The moon was smiling a slender crescent-curved smile in the western sky yesterday evening as I sat outside at a rooftop bar with a friend. Five full days after the new moon and Chinese New Year, that moon was still looking new and fresh and fragile. Tonight, suddenly, the smile is much fuller, almost a half-moon. How does that happen, a slow-seeming gradual evolution becoming “suddenly” a quick change? Maybe I’m asking the same kind of questions as all those philosophical ones about when is one plus one plus one, etc stones no longer some stones but a pile? What’s the turning point amount at which a bunch of stones is a pile or heap?
Oops!
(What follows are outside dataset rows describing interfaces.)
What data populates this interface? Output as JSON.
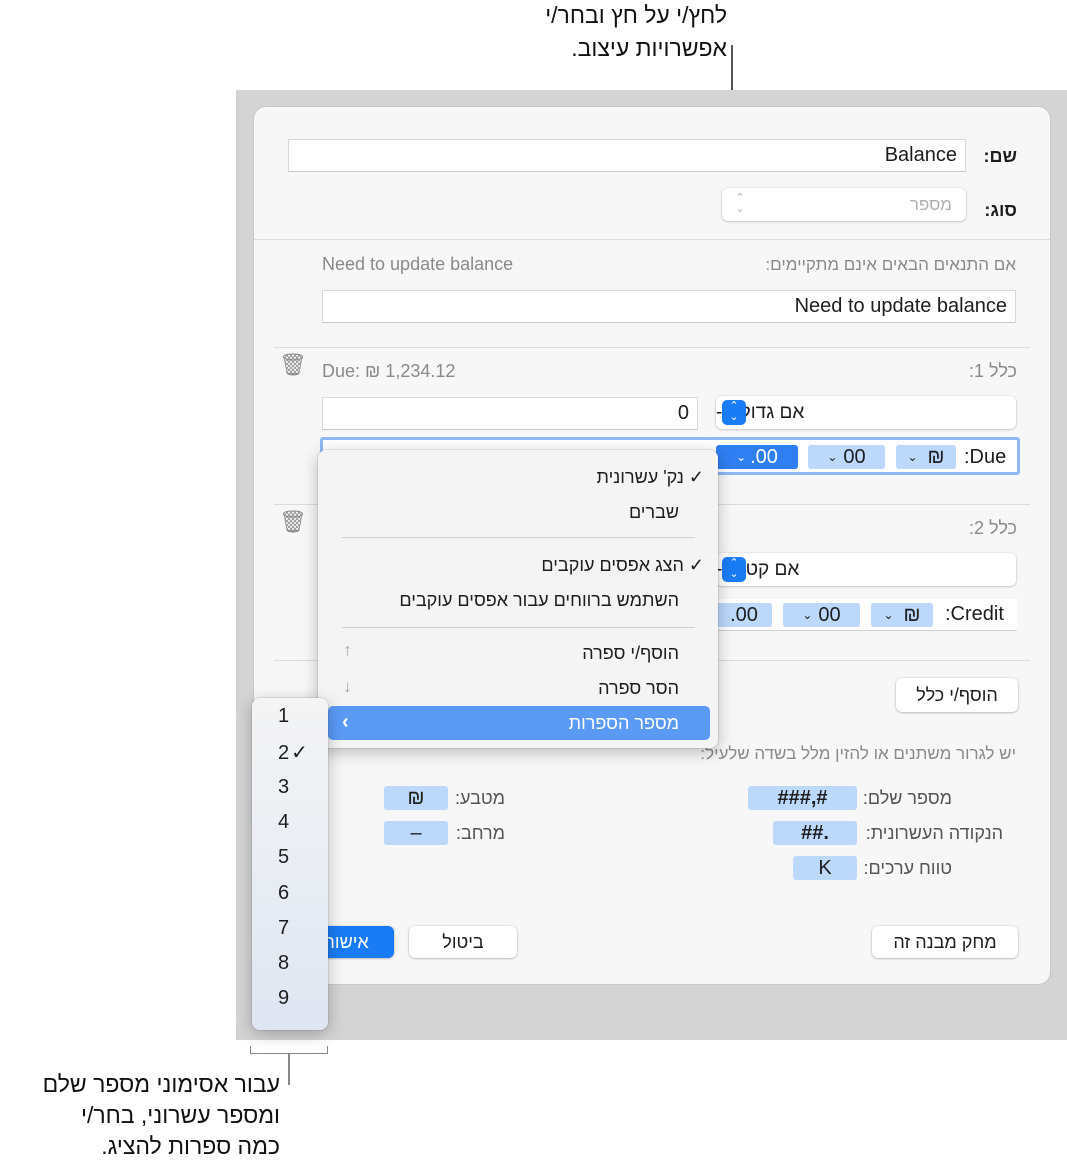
{
  "callouts": {
    "top": [
      "לחץ/י על חץ ובחר/י",
      "אפשרויות עיצוב."
    ],
    "bottom": [
      "עבור אסימוני מספר שלם",
      "ומספר עשרוני, בחר/י",
      "כמה ספרות להציג."
    ]
  },
  "form": {
    "name_label": "שם:",
    "name_value": "Balance",
    "type_label": "סוג:",
    "type_value": "מספר",
    "condition_label": "אם התנאים הבאים אינם מתקיימים:",
    "condition_preview": "Need to update balance",
    "condition_value": "Need to update balance"
  },
  "rules": [
    {
      "label": "כלל 1:",
      "preview": "Due: ₪ 1,234.12",
      "operator": "אם גדול מ-",
      "value": "0",
      "tokens": [
        ".00",
        "00",
        "₪"
      ],
      "prefix": ":Due"
    },
    {
      "label": "כלל 2:",
      "operator": "אם קטן מ-",
      "tokens": [
        ".00",
        "00",
        "₪"
      ],
      "prefix": ":Credit"
    }
  ],
  "add_rule": "הוסף/י כלל",
  "hint": "יש לגרור משתנים או להזין מלל בשדה שלעיל:",
  "token_palette": [
    {
      "label": "מספר שלם:",
      "token": "###,#"
    },
    {
      "label": "הנקודה העשרונית:",
      "token": "##."
    },
    {
      "label": "טווח ערכים:",
      "token": "K"
    },
    {
      "label": "מטבע:",
      "token": "₪"
    },
    {
      "label": "מרחב:",
      "token": "–"
    }
  ],
  "buttons": {
    "delete": "מחק מבנה זה",
    "cancel": "ביטול",
    "ok": "אישור"
  },
  "menu": {
    "items": [
      {
        "label": "נק' עשרונית",
        "checked": true
      },
      {
        "label": "שברים",
        "checked": false
      },
      {
        "label": "הצג אפסים עוקבים",
        "checked": true
      },
      {
        "label": "השתמש ברווחים עבור אפסים עוקבים",
        "checked": false
      },
      {
        "label": "הוסף/י ספרה",
        "icon": "arrow-up-icon"
      },
      {
        "label": "הסר ספרה",
        "icon": "arrow-down-icon"
      },
      {
        "label": "מספר הספרות",
        "highlighted": true,
        "icon": "chevron-left-icon"
      }
    ]
  },
  "submenu": {
    "items": [
      "1",
      "2",
      "3",
      "4",
      "5",
      "6",
      "7",
      "8",
      "9"
    ],
    "selected": "2"
  },
  "colors": {
    "accent": "#2f7ef2",
    "token": "#bcd8fb",
    "highlight": "#5a9af5"
  }
}
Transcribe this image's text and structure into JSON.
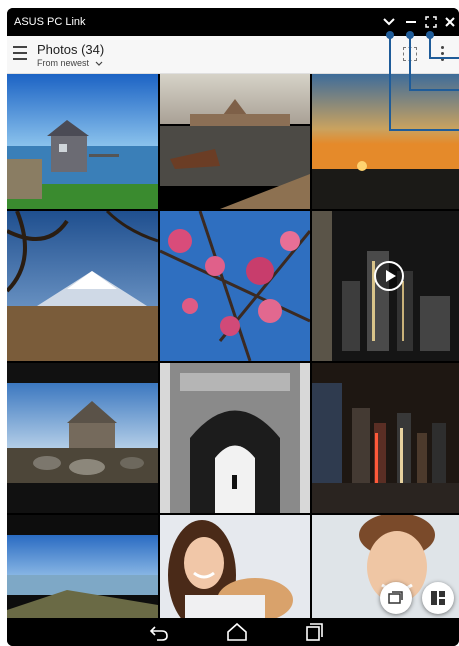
{
  "window": {
    "title": "ASUS PC Link",
    "controls": [
      "minimize-arrow-icon",
      "minimize-icon",
      "fullscreen-icon",
      "close-icon"
    ]
  },
  "appbar": {
    "title": "Photos (34)",
    "sort_label": "From newest",
    "icons": [
      "menu-icon",
      "select-icon",
      "more-options-icon"
    ]
  },
  "photos": [
    {
      "subject": "lake house",
      "type": "photo"
    },
    {
      "subject": "harbor with boats",
      "type": "photo"
    },
    {
      "subject": "sunset over water",
      "type": "photo"
    },
    {
      "subject": "mount fuji",
      "type": "photo"
    },
    {
      "subject": "cherry blossoms",
      "type": "photo"
    },
    {
      "subject": "city skyline at night",
      "type": "video"
    },
    {
      "subject": "stone church",
      "type": "photo"
    },
    {
      "subject": "stone archway",
      "type": "photo"
    },
    {
      "subject": "night skyscrapers",
      "type": "photo"
    },
    {
      "subject": "coastal hillside",
      "type": "photo"
    },
    {
      "subject": "smiling woman",
      "type": "photo"
    },
    {
      "subject": "smiling man",
      "type": "photo"
    }
  ],
  "fabs": [
    "screenshot-icon",
    "layout-icon"
  ],
  "navbar": [
    "back-icon",
    "home-icon",
    "recent-apps-icon"
  ],
  "colors": {
    "callout": "#1f5c99",
    "appbar_bg": "#f7f7f7",
    "window_bg": "#000000"
  }
}
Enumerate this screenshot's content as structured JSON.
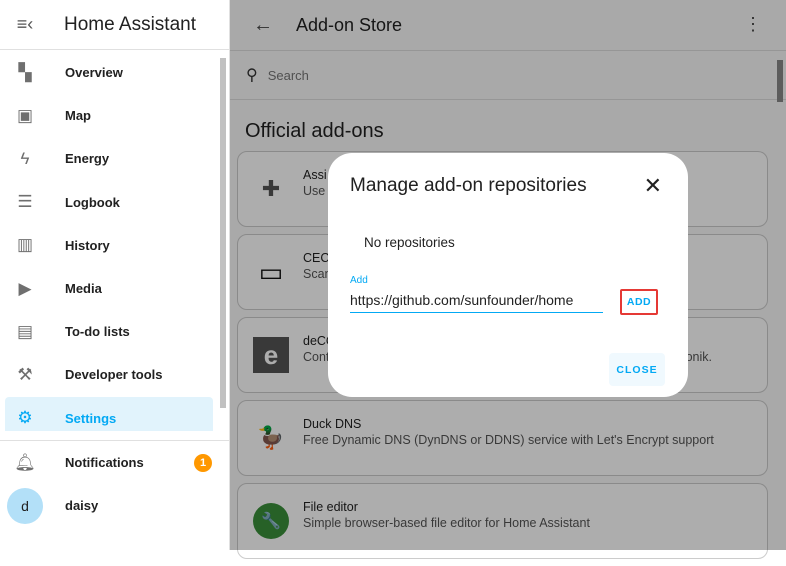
{
  "sidebar": {
    "title": "Home Assistant",
    "items": [
      {
        "label": "Overview",
        "icon": "dashboard-icon",
        "glyph": "▚"
      },
      {
        "label": "Map",
        "icon": "map-person-icon",
        "glyph": "▣"
      },
      {
        "label": "Energy",
        "icon": "lightning-icon",
        "glyph": "ϟ"
      },
      {
        "label": "Logbook",
        "icon": "list-icon",
        "glyph": "☰"
      },
      {
        "label": "History",
        "icon": "chart-icon",
        "glyph": "▥"
      },
      {
        "label": "Media",
        "icon": "play-icon",
        "glyph": "▶"
      },
      {
        "label": "To-do lists",
        "icon": "clipboard-list-icon",
        "glyph": "▤"
      },
      {
        "label": "Developer tools",
        "icon": "hammer-icon",
        "glyph": "⚒"
      },
      {
        "label": "Settings",
        "icon": "gear-icon",
        "glyph": "⚙"
      }
    ],
    "notifications": {
      "label": "Notifications",
      "count": "1"
    },
    "user": {
      "initial": "d",
      "name": "daisy"
    }
  },
  "main": {
    "title": "Add-on Store",
    "search_placeholder": "Search",
    "section": "Official add-ons",
    "cards": [
      {
        "title": "Assi",
        "desc": "Use",
        "desc_right": "",
        "glyph": "✚"
      },
      {
        "title": "CEC",
        "desc": "Scan",
        "desc_right": "",
        "glyph": "▭"
      },
      {
        "title": "deCO",
        "desc": "Cont",
        "desc_right": "onik.",
        "glyph": "e"
      },
      {
        "title": "Duck DNS",
        "desc": "Free Dynamic DNS (DynDNS or DDNS) service with Let's Encrypt support",
        "desc_right": "",
        "glyph": "🦆"
      },
      {
        "title": "File editor",
        "desc": "Simple browser-based file editor for Home Assistant",
        "desc_right": "",
        "glyph": "🔧"
      }
    ]
  },
  "dialog": {
    "title": "Manage add-on repositories",
    "empty": "No repositories",
    "field_label": "Add",
    "field_value": "https://github.com/sunfounder/home",
    "add": "ADD",
    "close": "CLOSE"
  },
  "colors": {
    "accent": "#03a9f4",
    "badge": "#ff9800",
    "highlight": "#e53935"
  }
}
How did I get here?
I meant to start out with that skinny smile-in-the-sky and move on. I wanted to talk about the luck of being here in Chiang Mai and being able to feel each day that I’m a beginner, always looking to understand the human and physical landscape. This state of not-knowing is a privilege. It enables me to ask questions without embarrassment, and to continually feel that lovely edge that happens when I’m challenged. Is it a kind of adrenaline pleasure? Is there dopamine secreted when we engage with the unknown and try to understand it? Must be something like that, surely, because I love that feeling of edge so much.
Today, this evening, we started a week of immersing in culture through food. We began by eating and talking, moved on to the market for looking and shopping and eating, and more shopping, and ended with eating back at the apartment, and lots more talking. A great start.
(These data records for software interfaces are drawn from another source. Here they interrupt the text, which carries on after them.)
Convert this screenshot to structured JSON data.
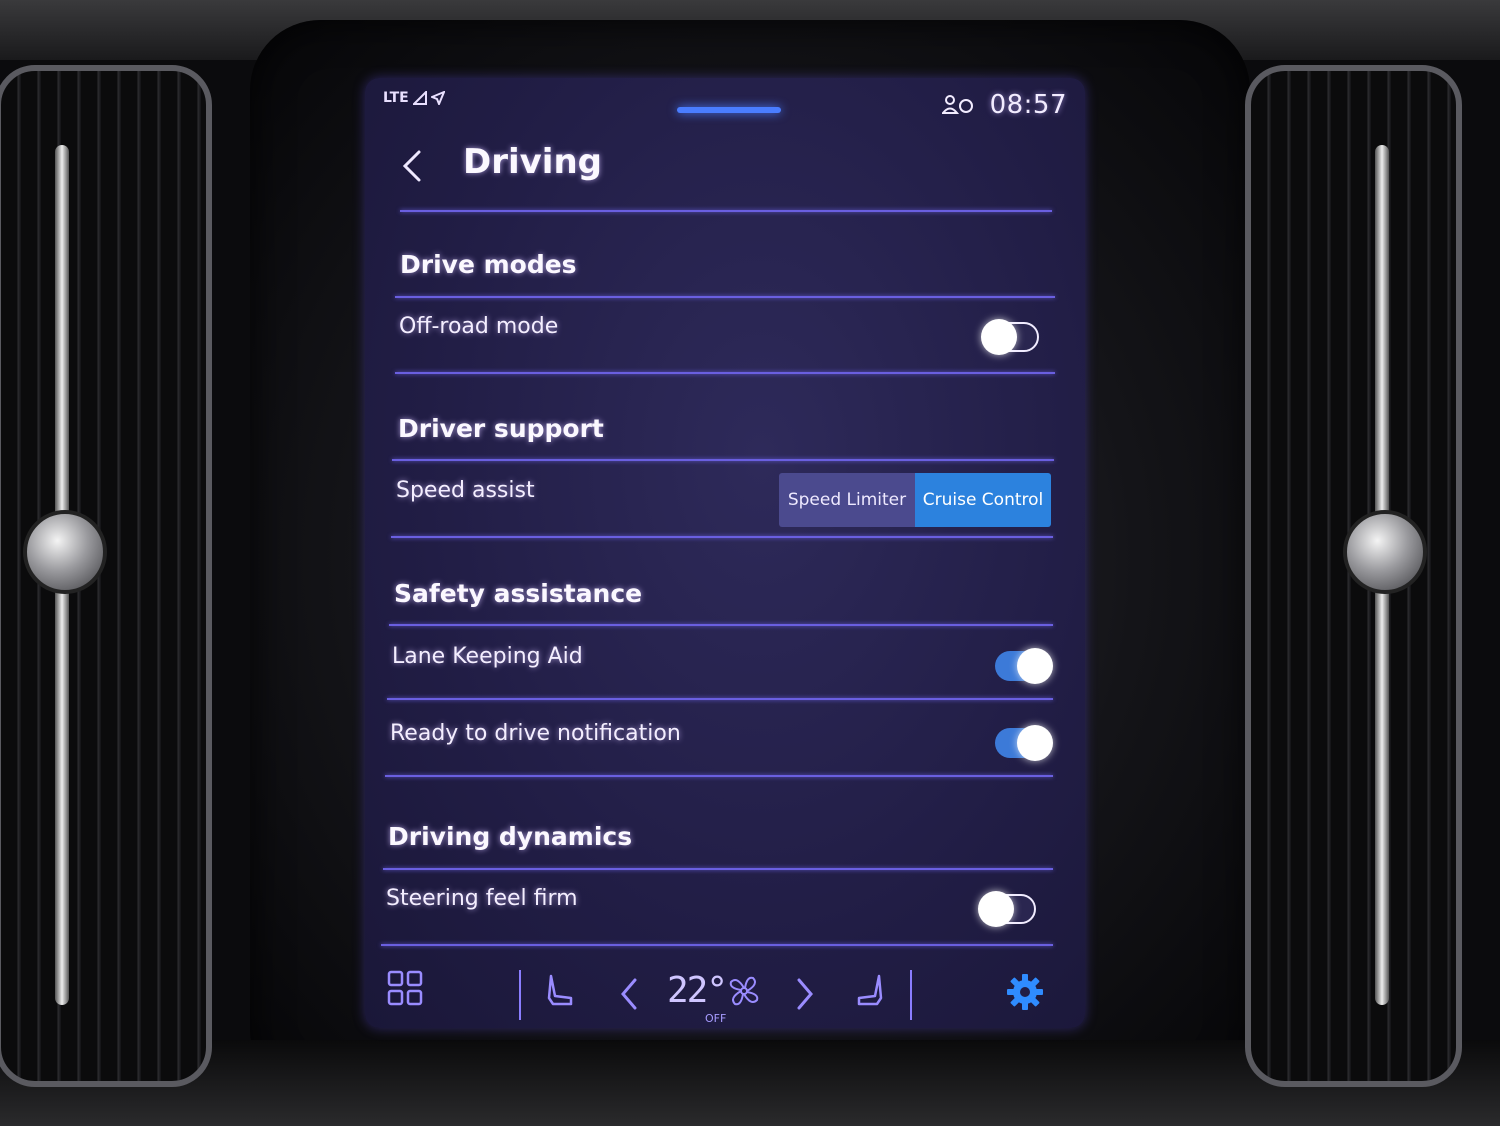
{
  "status": {
    "network": "LTE",
    "time": "08:57"
  },
  "header": {
    "title": "Driving"
  },
  "sections": {
    "drive_modes": {
      "title": "Drive modes",
      "off_road": {
        "label": "Off-road mode",
        "enabled": false
      }
    },
    "driver_support": {
      "title": "Driver support",
      "speed_assist": {
        "label": "Speed assist",
        "options": [
          "Speed Limiter",
          "Cruise Control"
        ],
        "selected": "Cruise Control"
      }
    },
    "safety_assistance": {
      "title": "Safety assistance",
      "lane_keeping": {
        "label": "Lane Keeping Aid",
        "enabled": true
      },
      "ready_notification": {
        "label": "Ready to drive notification",
        "enabled": true
      }
    },
    "driving_dynamics": {
      "title": "Driving dynamics",
      "steering_firm": {
        "label": "Steering feel firm",
        "enabled": false
      }
    }
  },
  "climate": {
    "temperature": "22°",
    "fan_status": "OFF"
  },
  "colors": {
    "accent": "#2c82de",
    "background": "#211d45",
    "divider": "#6a5fe0"
  },
  "icons": [
    "signal-icon",
    "navigation-arrow-icon",
    "profile-icon",
    "back-icon",
    "apps-grid-icon",
    "seat-heat-left-icon",
    "chevron-left-icon",
    "fan-icon",
    "chevron-right-icon",
    "seat-heat-right-icon",
    "settings-gear-icon"
  ]
}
The good will of people who are curious about the world, who want to learn more about food and culture here in Northern Thailand, and are prepared to be challenged, is a lovely thing. It means that people come together and make something new, a temporary world of cross-connection and mutual appreciation. And it’s exhilarating to watch and be part of.
This week is also the time that the first galleys of my Burma book, PINCH OF TURMERIC, SQUEEZE OF LIME are due to arrive. Nothing like having all my most intense obligations happen at the same time! I’m told I can take two weeks with the galleys, and I’ll need all of that and more. But first, before I start worrying about corrections and amendments (for example, given the recent movement toward more political openness in Burma, the history section, happily, needs altering), I want to take a day or two to just enjoy the galleys. I want to hold onto my sense of wonder and pleasure that they exist, rather than leaping straight into practical tasks.
I’m sure they’ll be beautiful, too, for the sample early pages I saw three weeks ago were stunning.
Perhaps all this good stuff – the start of immersethrough with all its good energy, and the imminent arrival of a FedEx parcel of book galleys (oh, and getting a Burma visa for another trip there) – is what that moon has been smiling at. I like to think so…